Review by Brittany:

I am a long-standing fan of French's Dublin Murder Squad series, and this installment didn't disappoint.

The entire book takes place over one day, adding snippets of the girls' lives leading up to the day that Chris Harper died, with Moran and Conway working to piece together a murder that happened a year ago. When new evidence comes in, they head out to Kilda's, the boarding school where Chris Harper's body was found a year before. At the time, minimal progress was made, and the crime was left unsolved. Now, Conway and Moran are working together, interrogating the same group of girls who were interrogated before. They slowly start to realize that, a year ago, these girls were keeping some secrets very close to the chest.

I love the way that French wrote these teenage girls. They are all around 16 years old, a tough age where it's all cat-fights and sticking close to your best friends. French encapsulates this feeling exactly, setting all the girls up to fight with their "enemies" and constantly use the murder investigation as a way to give them grief. What better way to get back at someone you don't like than to throw some suspicion over them for murder?

I enjoyed watching the partnership between Moran and Conway build throughout the daylong investigation. They give each other little jabs every now and then but are also able to bounce ideas off of one another to try to get to the bottom of what exactly is happening in the school. When Mackey shows up and tries to shake them up, it's a no go - these two are well teamed up.

The climax of the novel is well done. I felt surprised enough by the ending to appreciate it, but no so surprised that it felt outside the realm of possibility. There's a certain gritty, dark feeling to all of French's novels that really appeals to me, and this one had that same feeling that I crave whenever I pick up one of hers. I loved this book and think it makes a great addition to the series.

Notable quotes:

"This fucking place. Trips you up every time you turn around. Whatever you do, turns out it was the wrong call."

Fair play to teenage girls; I'd never have been able for it.

She was right; course she was. You don't get a second first time.

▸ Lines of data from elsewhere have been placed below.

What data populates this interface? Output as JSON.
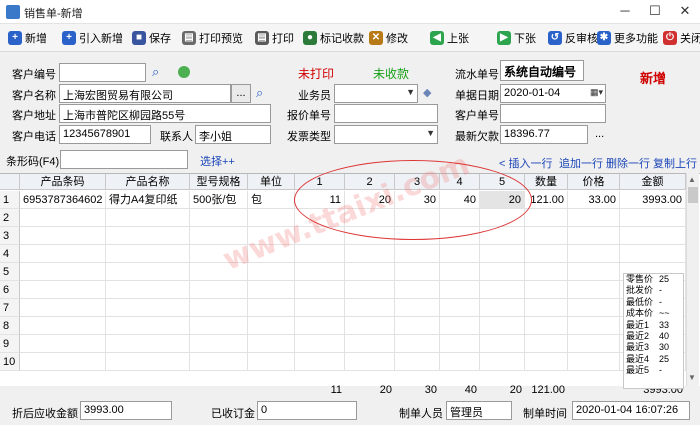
{
  "window": {
    "title": "销售单-新增",
    "min": "─",
    "max": "☐",
    "close": "✕"
  },
  "toolbar": [
    {
      "label": "新增",
      "glyph": "+",
      "color": "#2a62c9"
    },
    {
      "label": "引入新增",
      "glyph": "+",
      "color": "#2a62c9"
    },
    {
      "label": "保存",
      "glyph": "■",
      "color": "#3a55a0"
    },
    {
      "label": "打印预览",
      "glyph": "▤",
      "color": "#6a6a6a"
    },
    {
      "label": "打印",
      "glyph": "▤",
      "color": "#5a5a5a"
    },
    {
      "label": "标记收款",
      "glyph": "●",
      "color": "#2d7b3b"
    },
    {
      "label": "修改",
      "glyph": "✕",
      "color": "#b77a16"
    },
    {
      "label": "上张",
      "glyph": "◀",
      "color": "#2da44e"
    },
    {
      "label": "下张",
      "glyph": "▶",
      "color": "#2da44e"
    },
    {
      "label": "反审核",
      "glyph": "↺",
      "color": "#2a62c9"
    },
    {
      "label": "更多功能",
      "glyph": "✱",
      "color": "#2a62c9"
    },
    {
      "label": "关闭",
      "glyph": "⏻",
      "color": "#d03030"
    }
  ],
  "header": {
    "customer_no_label": "客户编号",
    "customer_no": "",
    "customer_name_label": "客户名称",
    "customer_name": "上海宏图贸易有限公司",
    "browse": "...",
    "address_label": "客户地址",
    "address": "上海市普陀区柳园路55号",
    "phone_label": "客户电话",
    "phone": "12345678901",
    "contact_label": "联系人",
    "contact": "李小姐",
    "print_status": "未打印",
    "collect_status": "未收款",
    "salesman_label": "业务员",
    "salesman": "",
    "quote_no_label": "报价单号",
    "quote_no": "",
    "invoice_type_label": "发票类型",
    "invoice_type": "",
    "serial_no_label": "流水单号",
    "serial_no": "系统自动编号",
    "date_label": "单据日期",
    "date": "2020-01-04",
    "customer_order_label": "客户单号",
    "customer_order": "",
    "latest_debt_label": "最新欠款",
    "latest_debt": "18396.77",
    "mode": "新增"
  },
  "barcode_bar": {
    "label": "条形码(F4)",
    "value": "",
    "select_more": "选择++",
    "actions": [
      "< 插入一行",
      "追加一行",
      "删除一行",
      "复制上行"
    ]
  },
  "grid": {
    "columns": [
      "产品条码",
      "产品名称",
      "型号规格",
      "单位",
      "1",
      "2",
      "3",
      "4",
      "5",
      "数量",
      "价格",
      "金额"
    ],
    "rows": [
      {
        "n": "1",
        "cells": [
          "6953787364602",
          "得力A4复印纸",
          "500张/包",
          "包",
          "11",
          "20",
          "30",
          "40",
          "20",
          "121.00",
          "33.00",
          "3993.00"
        ]
      },
      {
        "n": "2",
        "cells": [
          "",
          "",
          "",
          "",
          "",
          "",
          "",
          "",
          "",
          "",
          "",
          ""
        ]
      },
      {
        "n": "3",
        "cells": [
          "",
          "",
          "",
          "",
          "",
          "",
          "",
          "",
          "",
          "",
          "",
          ""
        ]
      },
      {
        "n": "4",
        "cells": [
          "",
          "",
          "",
          "",
          "",
          "",
          "",
          "",
          "",
          "",
          "",
          ""
        ]
      },
      {
        "n": "5",
        "cells": [
          "",
          "",
          "",
          "",
          "",
          "",
          "",
          "",
          "",
          "",
          "",
          ""
        ]
      },
      {
        "n": "6",
        "cells": [
          "",
          "",
          "",
          "",
          "",
          "",
          "",
          "",
          "",
          "",
          "",
          ""
        ]
      },
      {
        "n": "7",
        "cells": [
          "",
          "",
          "",
          "",
          "",
          "",
          "",
          "",
          "",
          "",
          "",
          ""
        ]
      },
      {
        "n": "8",
        "cells": [
          "",
          "",
          "",
          "",
          "",
          "",
          "",
          "",
          "",
          "",
          "",
          ""
        ]
      },
      {
        "n": "9",
        "cells": [
          "",
          "",
          "",
          "",
          "",
          "",
          "",
          "",
          "",
          "",
          "",
          ""
        ]
      },
      {
        "n": "10",
        "cells": [
          "",
          "",
          "",
          "",
          "",
          "",
          "",
          "",
          "",
          "",
          "",
          ""
        ]
      }
    ],
    "totals": [
      "",
      "",
      "",
      "",
      "11",
      "20",
      "30",
      "40",
      "20",
      "121.00",
      "",
      "3993.00"
    ]
  },
  "price_panel": [
    {
      "k": "零售价",
      "v": "25"
    },
    {
      "k": "批发价",
      "v": "-"
    },
    {
      "k": "最低价",
      "v": "-"
    },
    {
      "k": "成本价",
      "v": "~~"
    },
    {
      "k": "最近1",
      "v": "33"
    },
    {
      "k": "最近2",
      "v": "40"
    },
    {
      "k": "最近3",
      "v": "30"
    },
    {
      "k": "最近4",
      "v": "25"
    },
    {
      "k": "最近5",
      "v": "-"
    }
  ],
  "watermark": "www.ttaixi.com",
  "footer": {
    "receivable_label": "折后应收金额",
    "receivable": "3993.00",
    "deposit_label": "已收订金",
    "deposit": "0",
    "maker_label": "制单人员",
    "maker": "管理员",
    "time_label": "制单时间",
    "time": "2020-01-04 16:07:26"
  }
}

Be scared you're fat, be scared your boobs are too big and be scared they're too small. Be scared to walk on your own, specially anywhere quiet enough that you can hear yourself think. Be scared of wearing the wrong stuff, saying the wrong thing, having a stupid laugh, being uncool. Be scared of guys not fancying you; be scared of guys, they're animals, rabid, can't stop themselves. Be scared of girls, they're all vicious, they'll cut you down before you can cut them. Be scared of strangers. Be scared you won't do well enough in your exams, be scared of getting in trouble. Be scared terrified petrified that everything you are is every kind of wrong.